[Stored data]
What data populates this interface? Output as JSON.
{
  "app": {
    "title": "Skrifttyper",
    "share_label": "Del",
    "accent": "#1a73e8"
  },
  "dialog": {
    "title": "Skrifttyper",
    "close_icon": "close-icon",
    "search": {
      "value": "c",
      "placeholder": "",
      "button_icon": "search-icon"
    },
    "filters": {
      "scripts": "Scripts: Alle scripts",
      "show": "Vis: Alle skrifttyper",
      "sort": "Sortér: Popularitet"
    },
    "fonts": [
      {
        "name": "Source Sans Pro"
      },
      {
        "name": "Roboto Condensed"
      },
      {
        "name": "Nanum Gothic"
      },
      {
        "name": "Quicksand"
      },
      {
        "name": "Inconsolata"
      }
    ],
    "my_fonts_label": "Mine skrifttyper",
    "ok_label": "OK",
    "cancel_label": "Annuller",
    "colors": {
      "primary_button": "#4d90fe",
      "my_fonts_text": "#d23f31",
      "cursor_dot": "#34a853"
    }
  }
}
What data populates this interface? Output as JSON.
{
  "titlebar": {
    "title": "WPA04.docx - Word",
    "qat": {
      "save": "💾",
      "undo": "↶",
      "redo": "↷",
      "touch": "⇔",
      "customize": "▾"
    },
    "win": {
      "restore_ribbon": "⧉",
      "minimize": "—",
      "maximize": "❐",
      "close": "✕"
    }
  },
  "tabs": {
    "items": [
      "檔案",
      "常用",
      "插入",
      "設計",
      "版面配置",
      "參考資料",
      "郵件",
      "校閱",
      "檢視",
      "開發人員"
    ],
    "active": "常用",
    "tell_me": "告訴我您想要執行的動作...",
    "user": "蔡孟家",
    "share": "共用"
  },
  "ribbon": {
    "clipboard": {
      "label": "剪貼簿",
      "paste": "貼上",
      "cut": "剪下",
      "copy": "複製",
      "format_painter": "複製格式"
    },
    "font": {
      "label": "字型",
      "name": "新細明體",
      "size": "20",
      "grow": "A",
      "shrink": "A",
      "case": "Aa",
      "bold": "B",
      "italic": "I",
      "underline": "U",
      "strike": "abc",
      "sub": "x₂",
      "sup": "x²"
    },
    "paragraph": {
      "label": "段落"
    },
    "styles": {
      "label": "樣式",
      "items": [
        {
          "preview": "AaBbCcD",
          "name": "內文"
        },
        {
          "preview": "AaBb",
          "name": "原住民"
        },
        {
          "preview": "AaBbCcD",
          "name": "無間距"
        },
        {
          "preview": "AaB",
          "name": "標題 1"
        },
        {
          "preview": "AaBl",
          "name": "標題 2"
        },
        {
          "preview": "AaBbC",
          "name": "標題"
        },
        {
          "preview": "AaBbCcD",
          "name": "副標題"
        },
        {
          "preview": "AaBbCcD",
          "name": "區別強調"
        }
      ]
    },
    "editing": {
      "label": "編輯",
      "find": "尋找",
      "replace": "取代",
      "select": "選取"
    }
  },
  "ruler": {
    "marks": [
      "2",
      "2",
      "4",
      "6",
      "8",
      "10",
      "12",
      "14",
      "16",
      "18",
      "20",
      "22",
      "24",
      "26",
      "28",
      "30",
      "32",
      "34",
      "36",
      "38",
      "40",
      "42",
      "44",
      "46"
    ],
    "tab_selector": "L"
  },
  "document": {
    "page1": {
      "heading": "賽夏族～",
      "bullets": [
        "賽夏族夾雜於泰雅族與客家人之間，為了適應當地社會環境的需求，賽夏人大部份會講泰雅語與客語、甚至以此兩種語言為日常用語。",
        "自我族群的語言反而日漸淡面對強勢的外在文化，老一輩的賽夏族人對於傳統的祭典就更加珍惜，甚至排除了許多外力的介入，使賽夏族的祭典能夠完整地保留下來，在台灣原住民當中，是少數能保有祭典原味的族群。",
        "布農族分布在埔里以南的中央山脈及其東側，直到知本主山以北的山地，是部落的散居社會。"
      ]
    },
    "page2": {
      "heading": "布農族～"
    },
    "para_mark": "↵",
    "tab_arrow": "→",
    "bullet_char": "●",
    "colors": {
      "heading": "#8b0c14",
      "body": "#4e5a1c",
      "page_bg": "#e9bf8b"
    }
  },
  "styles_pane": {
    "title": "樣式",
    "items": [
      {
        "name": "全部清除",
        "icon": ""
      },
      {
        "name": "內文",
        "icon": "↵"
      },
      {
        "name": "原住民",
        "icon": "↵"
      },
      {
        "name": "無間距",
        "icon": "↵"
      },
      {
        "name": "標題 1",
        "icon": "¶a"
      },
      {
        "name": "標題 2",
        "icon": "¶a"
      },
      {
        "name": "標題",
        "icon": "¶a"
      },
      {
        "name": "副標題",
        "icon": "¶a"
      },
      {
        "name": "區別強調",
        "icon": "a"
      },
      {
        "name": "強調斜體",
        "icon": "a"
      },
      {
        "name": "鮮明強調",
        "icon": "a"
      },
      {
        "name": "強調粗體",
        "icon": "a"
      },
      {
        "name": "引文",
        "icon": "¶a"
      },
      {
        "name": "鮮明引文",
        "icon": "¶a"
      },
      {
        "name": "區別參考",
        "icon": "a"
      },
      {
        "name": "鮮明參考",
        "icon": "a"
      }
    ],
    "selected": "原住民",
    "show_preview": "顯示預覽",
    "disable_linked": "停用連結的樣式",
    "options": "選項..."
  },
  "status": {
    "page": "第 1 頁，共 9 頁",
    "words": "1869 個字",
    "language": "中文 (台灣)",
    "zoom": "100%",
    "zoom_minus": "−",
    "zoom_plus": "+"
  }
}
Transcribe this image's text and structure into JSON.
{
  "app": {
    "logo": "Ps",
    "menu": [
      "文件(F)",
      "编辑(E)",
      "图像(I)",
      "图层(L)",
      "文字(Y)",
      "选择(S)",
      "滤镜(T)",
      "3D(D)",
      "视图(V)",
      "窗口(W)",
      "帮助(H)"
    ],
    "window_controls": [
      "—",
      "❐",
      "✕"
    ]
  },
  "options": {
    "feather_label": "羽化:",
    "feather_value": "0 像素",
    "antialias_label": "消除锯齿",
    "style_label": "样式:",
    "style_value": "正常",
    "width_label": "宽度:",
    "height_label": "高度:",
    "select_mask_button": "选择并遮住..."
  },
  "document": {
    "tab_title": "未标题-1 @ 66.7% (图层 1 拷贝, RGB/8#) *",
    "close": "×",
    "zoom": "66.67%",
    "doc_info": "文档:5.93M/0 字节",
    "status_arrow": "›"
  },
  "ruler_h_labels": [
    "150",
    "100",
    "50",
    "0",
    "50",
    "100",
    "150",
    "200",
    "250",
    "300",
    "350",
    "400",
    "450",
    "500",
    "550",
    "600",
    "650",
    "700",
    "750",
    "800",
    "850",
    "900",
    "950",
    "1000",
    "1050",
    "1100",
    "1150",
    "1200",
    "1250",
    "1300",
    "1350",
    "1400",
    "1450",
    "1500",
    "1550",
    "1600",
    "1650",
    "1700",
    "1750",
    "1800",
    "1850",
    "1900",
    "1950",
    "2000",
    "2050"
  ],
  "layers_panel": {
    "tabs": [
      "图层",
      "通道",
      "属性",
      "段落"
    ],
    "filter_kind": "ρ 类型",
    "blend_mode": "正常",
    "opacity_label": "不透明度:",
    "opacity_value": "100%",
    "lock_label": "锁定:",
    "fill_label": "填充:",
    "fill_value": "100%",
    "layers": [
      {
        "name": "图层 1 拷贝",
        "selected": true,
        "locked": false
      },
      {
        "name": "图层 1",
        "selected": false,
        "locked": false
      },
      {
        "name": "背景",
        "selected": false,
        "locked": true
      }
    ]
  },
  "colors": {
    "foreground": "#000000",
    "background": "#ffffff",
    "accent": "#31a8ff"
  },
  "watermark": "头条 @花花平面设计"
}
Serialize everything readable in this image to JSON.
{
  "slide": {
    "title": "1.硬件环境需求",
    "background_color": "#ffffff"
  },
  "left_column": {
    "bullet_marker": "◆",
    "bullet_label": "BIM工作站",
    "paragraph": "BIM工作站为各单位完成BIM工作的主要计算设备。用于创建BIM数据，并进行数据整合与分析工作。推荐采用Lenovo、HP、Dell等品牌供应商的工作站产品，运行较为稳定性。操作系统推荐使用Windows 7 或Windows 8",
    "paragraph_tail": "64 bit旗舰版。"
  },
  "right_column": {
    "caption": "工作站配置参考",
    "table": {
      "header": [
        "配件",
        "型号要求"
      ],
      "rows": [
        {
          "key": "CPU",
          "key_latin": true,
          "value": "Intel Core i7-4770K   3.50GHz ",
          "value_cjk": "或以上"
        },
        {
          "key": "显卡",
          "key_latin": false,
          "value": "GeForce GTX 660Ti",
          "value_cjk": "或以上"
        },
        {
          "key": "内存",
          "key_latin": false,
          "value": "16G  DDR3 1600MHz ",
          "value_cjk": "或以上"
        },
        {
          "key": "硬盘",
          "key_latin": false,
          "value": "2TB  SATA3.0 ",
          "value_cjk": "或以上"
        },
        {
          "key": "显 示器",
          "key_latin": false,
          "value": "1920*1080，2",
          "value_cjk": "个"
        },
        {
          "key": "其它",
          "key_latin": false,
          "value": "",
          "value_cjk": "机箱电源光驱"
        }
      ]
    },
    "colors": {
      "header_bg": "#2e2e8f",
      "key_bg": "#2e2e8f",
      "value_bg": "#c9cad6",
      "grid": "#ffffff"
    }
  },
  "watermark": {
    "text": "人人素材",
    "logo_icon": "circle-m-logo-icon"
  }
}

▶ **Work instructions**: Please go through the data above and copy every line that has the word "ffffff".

▶ **Solution**:
    "background": "#ffffff",
    "background_color": "#ffffff"
      "grid": "#ffffff"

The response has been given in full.